■ **YOUR INSTRUCTIONS**
"Meet" is the word to look for; say how many lines of the listing below contain it, and nothing else.

:: PROVIDED DATA ::

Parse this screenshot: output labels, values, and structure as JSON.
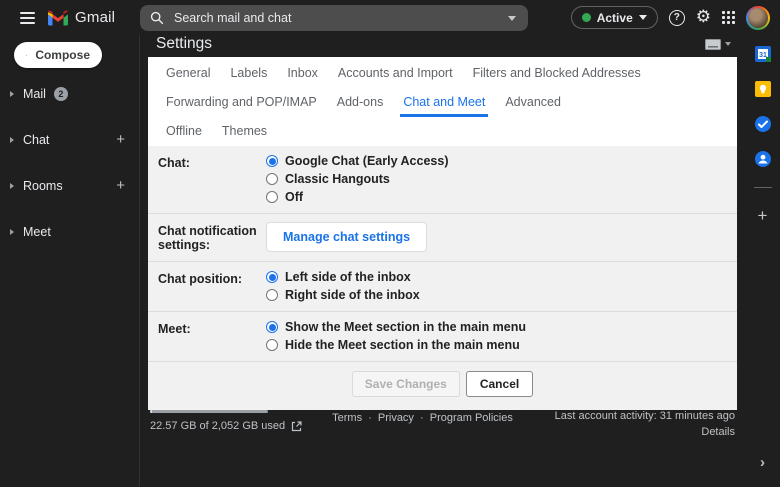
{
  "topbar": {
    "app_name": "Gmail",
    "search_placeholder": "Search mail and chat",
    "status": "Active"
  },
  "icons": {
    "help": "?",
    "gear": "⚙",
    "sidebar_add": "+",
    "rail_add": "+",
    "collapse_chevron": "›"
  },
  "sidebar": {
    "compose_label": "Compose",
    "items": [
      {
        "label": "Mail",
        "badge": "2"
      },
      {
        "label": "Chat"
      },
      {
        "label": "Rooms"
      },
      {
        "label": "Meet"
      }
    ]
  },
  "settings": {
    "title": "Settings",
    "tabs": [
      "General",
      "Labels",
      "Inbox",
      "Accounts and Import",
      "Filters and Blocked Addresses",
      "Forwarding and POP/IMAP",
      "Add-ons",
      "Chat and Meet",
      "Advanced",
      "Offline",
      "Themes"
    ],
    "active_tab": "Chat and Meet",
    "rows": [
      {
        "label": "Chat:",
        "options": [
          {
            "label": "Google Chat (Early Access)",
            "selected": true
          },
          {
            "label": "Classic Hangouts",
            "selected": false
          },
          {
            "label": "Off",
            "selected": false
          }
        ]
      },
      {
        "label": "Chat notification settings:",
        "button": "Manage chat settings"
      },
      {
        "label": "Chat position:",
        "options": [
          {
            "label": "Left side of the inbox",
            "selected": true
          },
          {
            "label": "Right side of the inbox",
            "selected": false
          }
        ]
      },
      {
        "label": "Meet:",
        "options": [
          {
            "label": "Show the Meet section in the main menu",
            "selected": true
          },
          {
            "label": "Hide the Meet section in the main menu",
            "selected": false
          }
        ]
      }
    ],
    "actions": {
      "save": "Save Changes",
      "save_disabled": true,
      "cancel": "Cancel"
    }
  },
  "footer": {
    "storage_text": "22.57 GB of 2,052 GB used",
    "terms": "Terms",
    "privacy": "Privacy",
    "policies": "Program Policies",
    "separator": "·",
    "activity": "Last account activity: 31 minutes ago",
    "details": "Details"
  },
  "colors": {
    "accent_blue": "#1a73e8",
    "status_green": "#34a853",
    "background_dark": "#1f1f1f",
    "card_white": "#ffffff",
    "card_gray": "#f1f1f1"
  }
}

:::
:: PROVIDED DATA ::

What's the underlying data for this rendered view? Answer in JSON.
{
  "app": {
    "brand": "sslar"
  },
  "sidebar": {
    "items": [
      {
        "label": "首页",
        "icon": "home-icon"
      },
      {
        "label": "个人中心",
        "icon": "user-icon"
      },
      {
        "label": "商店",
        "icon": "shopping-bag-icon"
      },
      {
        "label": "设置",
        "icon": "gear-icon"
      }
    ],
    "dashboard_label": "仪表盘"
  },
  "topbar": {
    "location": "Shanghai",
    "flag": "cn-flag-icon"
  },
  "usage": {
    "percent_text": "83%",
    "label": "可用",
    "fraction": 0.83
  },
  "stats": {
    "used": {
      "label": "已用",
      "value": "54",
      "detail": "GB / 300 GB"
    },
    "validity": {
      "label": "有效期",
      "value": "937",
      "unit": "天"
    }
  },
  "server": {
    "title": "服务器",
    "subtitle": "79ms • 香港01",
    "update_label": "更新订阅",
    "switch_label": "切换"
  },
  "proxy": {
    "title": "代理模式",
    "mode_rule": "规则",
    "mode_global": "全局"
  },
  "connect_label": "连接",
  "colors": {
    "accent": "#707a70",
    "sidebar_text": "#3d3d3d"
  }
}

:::

■ **YOUR RESPONSE**
6